111101101000000111101000000011

Candidate #2:

111101101001000111101000000011

Candidate #3:

111111101000000111101000000011

Candidate #4:

111111101001000111101000000011

[0048] The NMR measurements may be reconstructed that correspond to these 4 bitstreams. The reconstructed CPMG measurements corresponding to the 4 bitstreams are illustrated by the curves 91, 92, 93, 94, respectively in the graph 90 in FIG.6, along with the CPMG measurements that were encoded in the borehole 11 or within the subterranean formation 21. The "correct" curve is represented by the curve 95. Indeed, candidate bitstream 93 is the correct one, and bitstream 93 is the error corrected bit stream.

[0049] Another aspect is directed to a non-transitory computer-readable medium, for example, that may be included or part of the controller 31 above the subterranean formation 21. The non-transitory computer-readable medium may include computer-executable instructions configured to perform steps that include decoding, above the subterranean formation, both NMR data and NMR scaled data encoded and transmitted from a tool operated in a subterranean formation. The tool generates both the NMR data and the NMR scaled data based upon NMR measurements of the subterranean formation. The computer-executable instructions are also configured to perform steps that include performing error-correction of the decoded NMR data based upon the decoded NMR

scaled data.

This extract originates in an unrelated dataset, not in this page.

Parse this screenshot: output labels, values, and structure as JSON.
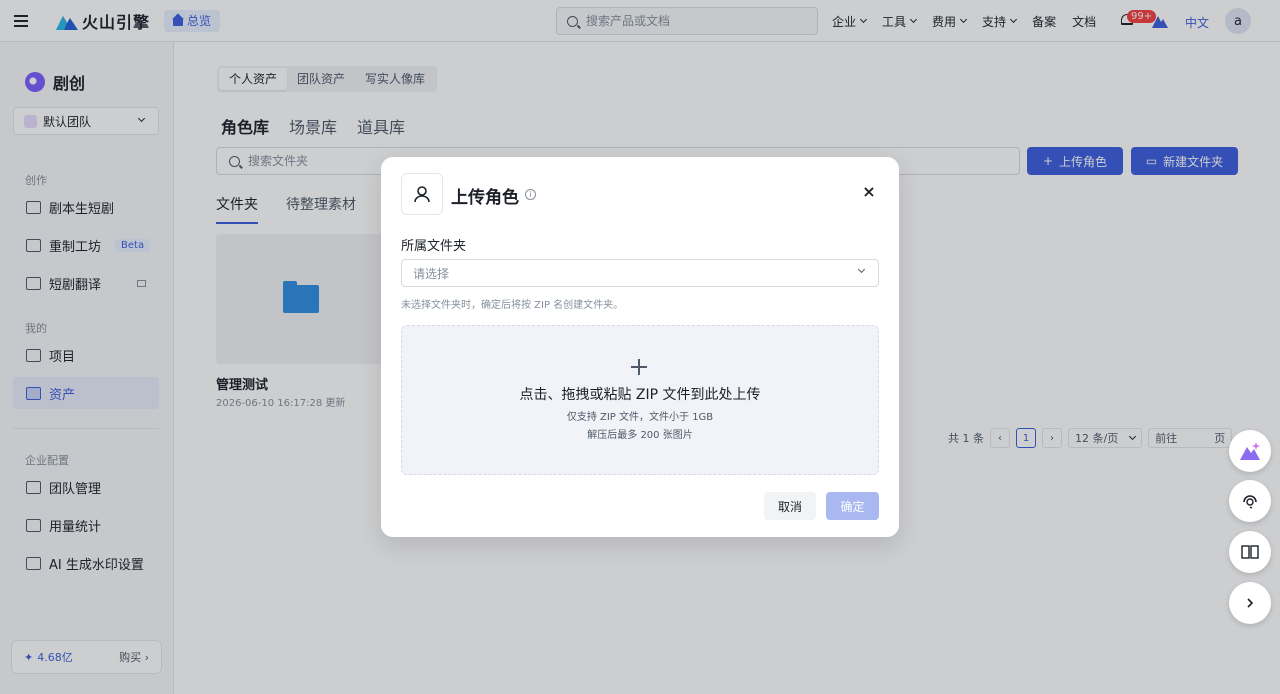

Of course, the computer-executable instructions may also include other or additional instructions.

[0050] Many modifications and other embodiments will come to the mind of one skilled in the art having the benefit of the teachings presented in the foregoing descriptions and the associated drawings. Therefore, it is understood that various modifications and embodiments are intended to be included within the scope of the appended claims.